→ Information provided
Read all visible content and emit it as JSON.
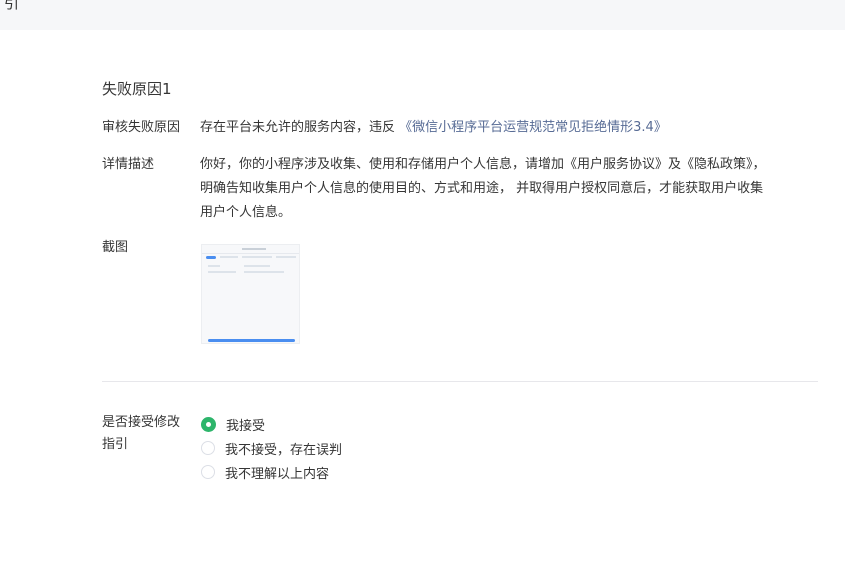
{
  "top_bar": {
    "glyph": "引"
  },
  "section": {
    "title": "失败原因1"
  },
  "rows": {
    "reason": {
      "label": "审核失败原因",
      "text": "存在平台未允许的服务内容，违反",
      "link": "《微信小程序平台运营规范常见拒绝情形3.4》"
    },
    "detail": {
      "label": "详情描述",
      "line1": "你好，你的小程序涉及收集、使用和存储用户个人信息，请增加《用户服务协议》及《隐私政策》，",
      "line2": "明确告知收集用户个人信息的使用目的、方式和用途， 并取得用户授权同意后，才能获取用户收集",
      "line3": "用户个人信息。"
    },
    "screenshot": {
      "label": "截图"
    }
  },
  "accept": {
    "label_line1": "是否接受修改",
    "label_line2": "指引",
    "options": [
      {
        "label": "我接受",
        "checked": true
      },
      {
        "label": "我不接受，存在误判",
        "checked": false
      },
      {
        "label": "我不理解以上内容",
        "checked": false
      }
    ]
  },
  "colors": {
    "link": "#576b95",
    "radio_checked": "#2db56b",
    "top_bar_bg": "#f6f7f9",
    "divider": "#e7e7eb"
  }
}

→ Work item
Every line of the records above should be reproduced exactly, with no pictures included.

→ Answer space
Read all visible content and emit it as JSON.
{
  "top_bar": {
    "glyph": "引"
  },
  "section": {
    "title": "失败原因1"
  },
  "rows": {
    "reason": {
      "label": "审核失败原因",
      "text": "存在平台未允许的服务内容，违反",
      "link": "《微信小程序平台运营规范常见拒绝情形3.4》"
    },
    "detail": {
      "label": "详情描述",
      "line1": "你好，你的小程序涉及收集、使用和存储用户个人信息，请增加《用户服务协议》及《隐私政策》，",
      "line2": "明确告知收集用户个人信息的使用目的、方式和用途， 并取得用户授权同意后，才能获取用户收集",
      "line3": "用户个人信息。"
    },
    "screenshot": {
      "label": "截图"
    }
  },
  "accept": {
    "label_line1": "是否接受修改",
    "label_line2": "指引",
    "options": [
      {
        "label": "我接受",
        "checked": true
      },
      {
        "label": "我不接受，存在误判",
        "checked": false
      },
      {
        "label": "我不理解以上内容",
        "checked": false
      }
    ]
  },
  "colors": {
    "link": "#576b95",
    "radio_checked": "#2db56b",
    "top_bar_bg": "#f6f7f9",
    "divider": "#e7e7eb"
  }
}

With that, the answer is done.